The M6 had a crew of five to six men and a Wright G-2000 engine that was capable of propelling it at speeds of up to 35 km/h. It had a maximum range of around 160 kilometers and 2 speed forward, 1 speed reverse transmission system.
Armor thickness of the original design varied from 25 mm to 100 mm and its armament consisted of two 12.7 mm machine guns, three 7.62 mm machine guns, an additional M6 37 mm cannon, and a 76 mm main gun.
In February 1941, four different prototypes were built, with different combinations of transmission types and hull constructions, designated T1E1 through T1E4. After testing, a cast hull version with a torque converter was standardized as the M6 Heavy, a welded hull version of that as the M6A1, and a cast hull version with electric transmission was semi-officially called the M6A2. The A2 model was the most numerous, but only a total of 40 M6 type tanks were ever built.
The M6 was at first designed to be a heavier counterpart to the M3 Medium Tank, with a similar armament, with a hull mounted 75 mm gun and a turret mounted 37 mm anti-tank gun.

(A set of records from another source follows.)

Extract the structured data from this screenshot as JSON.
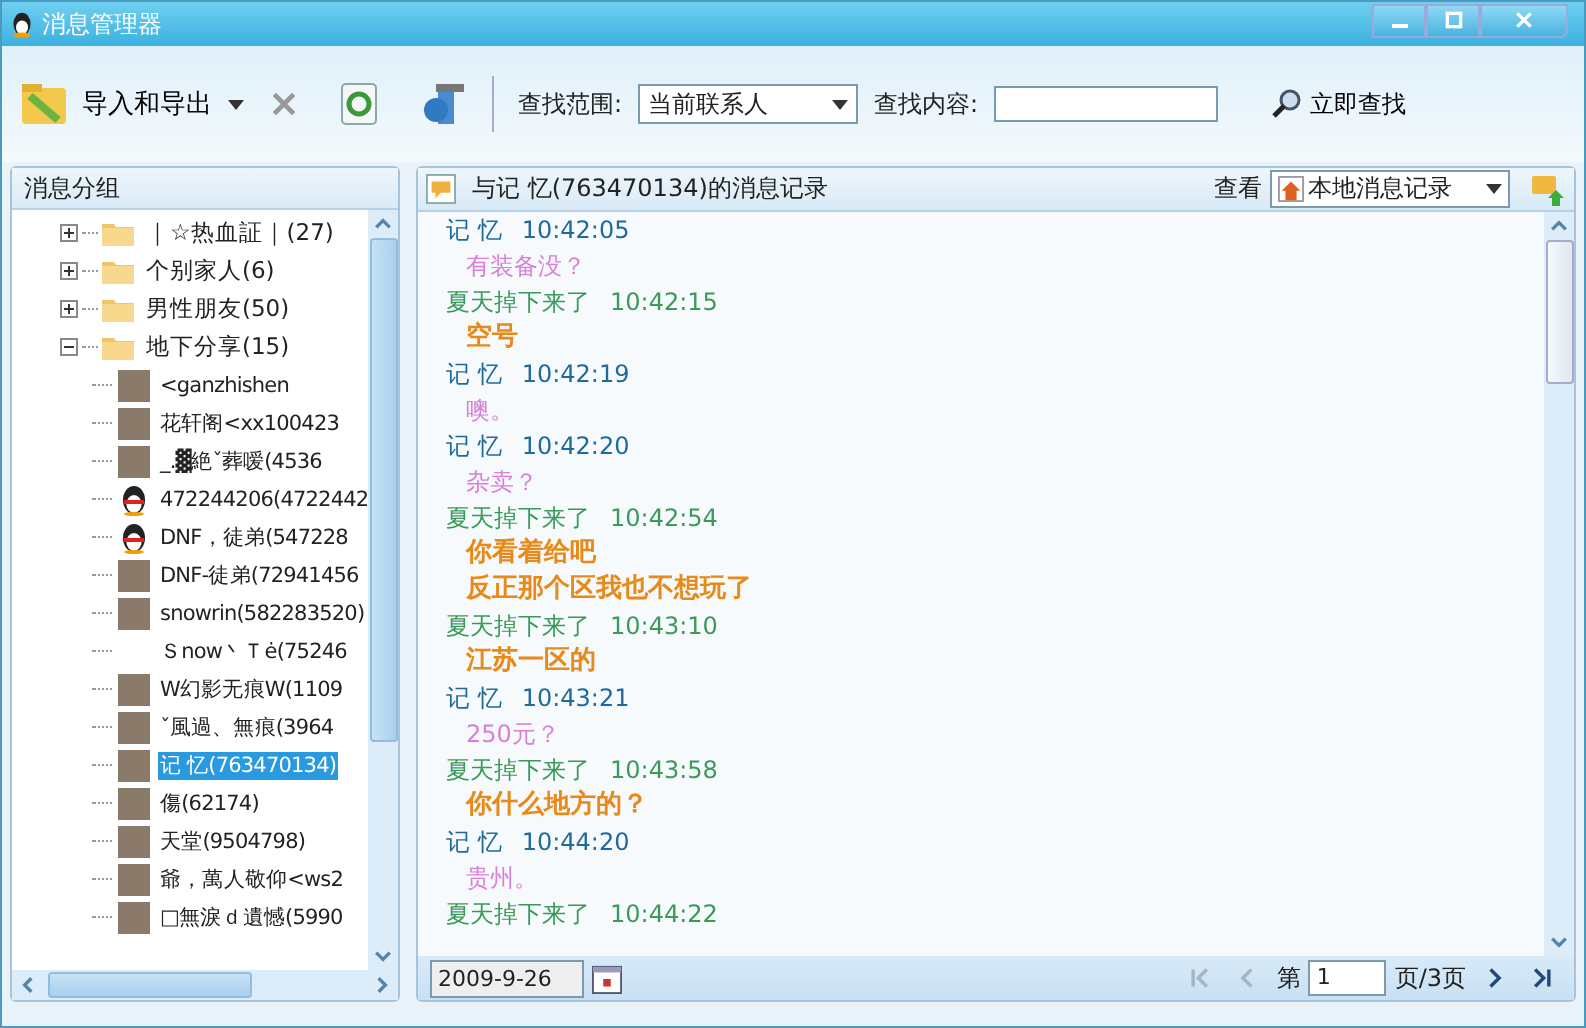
{
  "window": {
    "title": "消息管理器"
  },
  "toolbar": {
    "import_export": "导入和导出",
    "scope_label": "查找范围:",
    "scope_value": "当前联系人",
    "content_label": "查找内容:",
    "search_button": "立即查找"
  },
  "sidebar": {
    "title": "消息分组",
    "tree": [
      {
        "label": "｜☆热血証｜(27)",
        "expanded": false
      },
      {
        "label": "个别家人(6)",
        "expanded": false
      },
      {
        "label": "男性朋友(50)",
        "expanded": false
      },
      {
        "label": "地下分享(15)",
        "expanded": true,
        "children": [
          {
            "label": "<ganzhishen",
            "kind": "photo",
            "selected": false
          },
          {
            "label": "花轩阁<xx100423",
            "kind": "photo",
            "selected": false
          },
          {
            "label": "_.▓絶ˇ葬嗳(4536",
            "kind": "photo",
            "selected": false
          },
          {
            "label": "472244206(4722442",
            "kind": "penguin",
            "selected": false
          },
          {
            "label": "DNF，徒弟(547228",
            "kind": "penguin",
            "selected": false
          },
          {
            "label": "DNF-徒弟(72941456",
            "kind": "photo",
            "selected": false
          },
          {
            "label": "snowrin(582283520)",
            "kind": "photo",
            "selected": false
          },
          {
            "label": "Ｓnow丶Ｔė(75246",
            "kind": "none",
            "selected": false
          },
          {
            "label": "W幻影无痕W(1109",
            "kind": "photo",
            "selected": false
          },
          {
            "label": "ˇ風過、無痕(3964",
            "kind": "photo",
            "selected": false
          },
          {
            "label": "记 忆(763470134)",
            "kind": "photo",
            "selected": true
          },
          {
            "label": "傷(62174)",
            "kind": "photo",
            "selected": false
          },
          {
            "label": "天堂(9504798)",
            "kind": "photo",
            "selected": false
          },
          {
            "label": "爺，萬人敬仰<ws2",
            "kind": "photo",
            "selected": false
          },
          {
            "label": "□無淚ｄ遺憾(5990",
            "kind": "photo",
            "selected": false
          }
        ]
      }
    ]
  },
  "chat": {
    "title": "与记 忆(763470134)的消息记录",
    "view_label": "查看",
    "view_value": "本地消息记录",
    "messages": [
      {
        "kind": "them",
        "sender": "记 忆",
        "time": "10:42:05",
        "lines": [
          "有装备没？"
        ]
      },
      {
        "kind": "me",
        "sender": "夏天掉下来了",
        "time": "10:42:15",
        "lines": [
          "空号"
        ]
      },
      {
        "kind": "them",
        "sender": "记 忆",
        "time": "10:42:19",
        "lines": [
          "噢。"
        ]
      },
      {
        "kind": "them",
        "sender": "记 忆",
        "time": "10:42:20",
        "lines": [
          "杂卖？"
        ]
      },
      {
        "kind": "me",
        "sender": "夏天掉下来了",
        "time": "10:42:54",
        "lines": [
          "你看着给吧",
          "反正那个区我也不想玩了"
        ]
      },
      {
        "kind": "me",
        "sender": "夏天掉下来了",
        "time": "10:43:10",
        "lines": [
          "江苏一区的"
        ]
      },
      {
        "kind": "them",
        "sender": "记 忆",
        "time": "10:43:21",
        "lines": [
          "250元？"
        ]
      },
      {
        "kind": "me",
        "sender": "夏天掉下来了",
        "time": "10:43:58",
        "lines": [
          "你什么地方的？"
        ]
      },
      {
        "kind": "them",
        "sender": "记 忆",
        "time": "10:44:20",
        "lines": [
          "贵州。"
        ]
      },
      {
        "kind": "me",
        "sender": "夏天掉下来了",
        "time": "10:44:22"
      }
    ]
  },
  "footer": {
    "date": "2009-9-26",
    "page_prefix": "第",
    "page": "1",
    "page_suffix": "页/3页",
    "pager": [
      {
        "kind": "first",
        "disabled": true
      },
      {
        "kind": "prev",
        "disabled": true
      },
      {
        "kind": "next",
        "disabled": false
      },
      {
        "kind": "last",
        "disabled": false
      }
    ]
  }
}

But, in 1940, that specification was recalled, and a new one was issued: a more conventional layout of a turret mounting a 76 mm anti-tank gun with a coaxial 37 mm anti-tank gun, with maximum armor protection of 5.23 inches and a speed of 22 mph. The project was cancelled when it was decided to concentrate on fewer heavy tank designs, sealing the fate of U.S. heavy tanks until the M26 finally got through the red tape.
- ↑ http://www.wwiivehicles.com/usa/tanks-heavy/m6.asp

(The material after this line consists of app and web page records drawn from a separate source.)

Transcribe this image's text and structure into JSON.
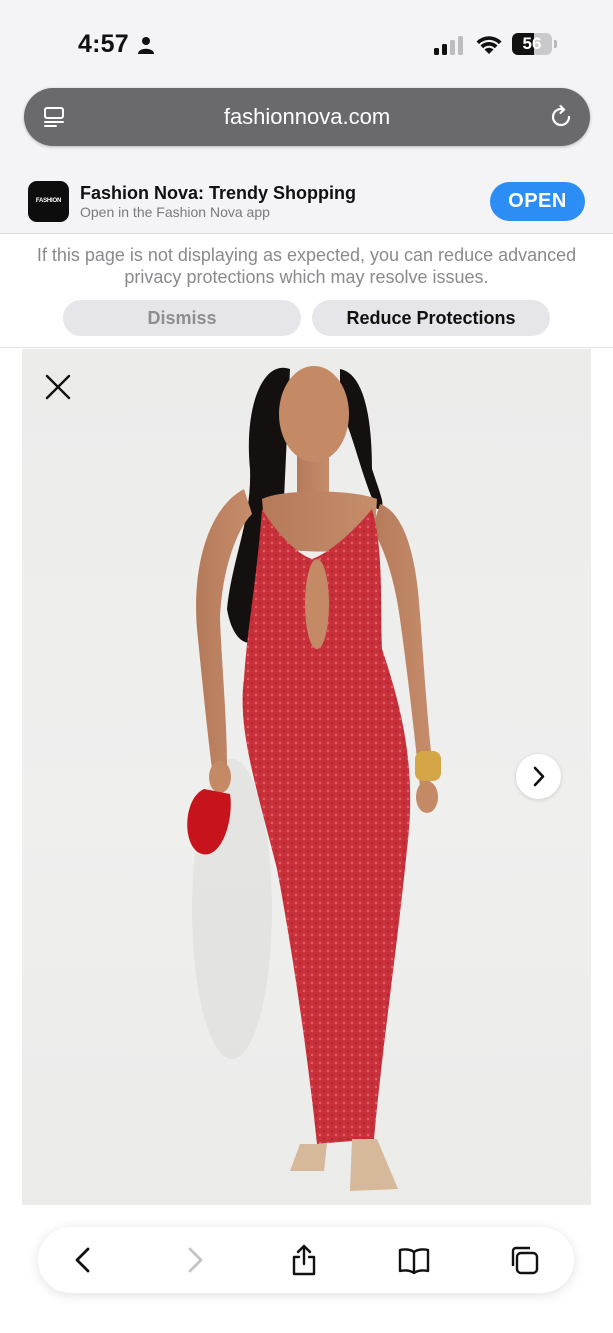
{
  "status_bar": {
    "time": "4:57",
    "battery_level": 56,
    "battery_label": "56",
    "icons": [
      "person-icon",
      "signal-icon",
      "wifi-icon",
      "battery-icon"
    ]
  },
  "address_bar": {
    "url": "fashionnova.com",
    "icons": [
      "reader-icon",
      "reload-icon"
    ]
  },
  "app_banner": {
    "logo_text": "FASHION NOVA",
    "title": "Fashion Nova: Trendy Shopping",
    "subtitle": "Open in the Fashion Nova app",
    "open_label": "OPEN"
  },
  "privacy_notice": {
    "message": "If this page is not displaying as expected, you can reduce advanced privacy protections which may resolve issues.",
    "dismiss_label": "Dismiss",
    "reduce_label": "Reduce Protections"
  },
  "gallery": {
    "icons": [
      "close-icon",
      "chevron-right-icon"
    ]
  },
  "toolbar": {
    "icons": [
      "back-icon",
      "forward-icon",
      "share-icon",
      "bookmarks-icon",
      "tabs-icon"
    ]
  },
  "colors": {
    "accent_blue": "#2c8ef4",
    "dress_red": "#c8303a",
    "address_bar_gray": "#6a6a6c"
  }
}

- ↑ http://www.militaryfactory.com/armor/detail.asp?armor_id=557